You always hear childhood acquaintances of exceptionally successful people say things like, "Even back then, we always knew he would be president," or, "I'm not surprised at all that he became a billionaire." The same holds true for Elena Kagan, who grew up on 75th and West End Avenue on the Upper West Side and was a standout at Hunter College High School (which we personally think is a confusing name for a high school).
Even as a teenager, Ms. Kagan struck her peers and teachers as someone who was bound for greatness, demonstrating an interest in constitutional issues and displaying qualities that made her well suited for a career in the law.
“Honestly, if you had asked us back then who among you would be a Supreme Court justice some day, she’d certainly be on the short list,” [classmate Ellen] Purtell said. “She was always very thoughtful, deliberate and focused and got along with everyone without any drama. Everybody liked her.”
Usually we take such sentiments with a grain of salt that she's a Supreme Court nominee now probably colors one's memory a little bit. We're sure there were people at Hunter who were also "very thoughtful, deliberate, and focused and got along with everyone without any drama" and turned out to be heroin addicts. But in Kagan's case, we don't doubt that people could have seen the high court in her future. Because she forced them to.
Although there was nothing judicial about the student government, in her senior yearbook Ms. Kagan, in wire-rimmed aviator glasses and long hair, is pictured on the group’s page wearing a judge’s robe, gavel in hand.

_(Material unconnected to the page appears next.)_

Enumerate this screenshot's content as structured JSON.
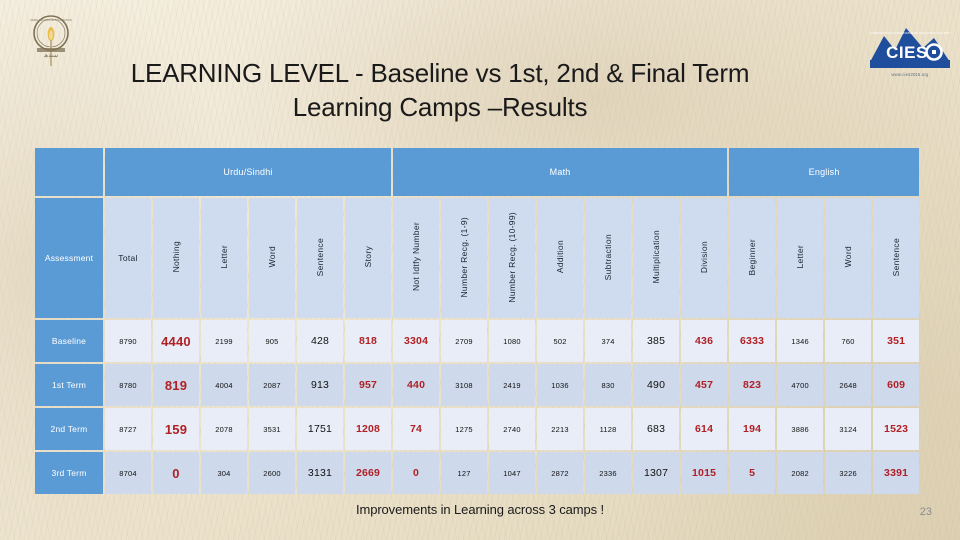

Underneath is a quotation from Justice Frankfurter, who was appointed to the Supreme Court by Franklin D. Roosevelt.
“Government,” it reads, “is itself an art, one of the subtlest of arts.”
And in case that wasn't obvious enough:
At least one classmate there, Natalie Bowden, remembers she had an ambitious goal: to become a Supreme Court justice.
“That was a goal from the very beginning,” Ms. Bowden said. “She did talk about it then.”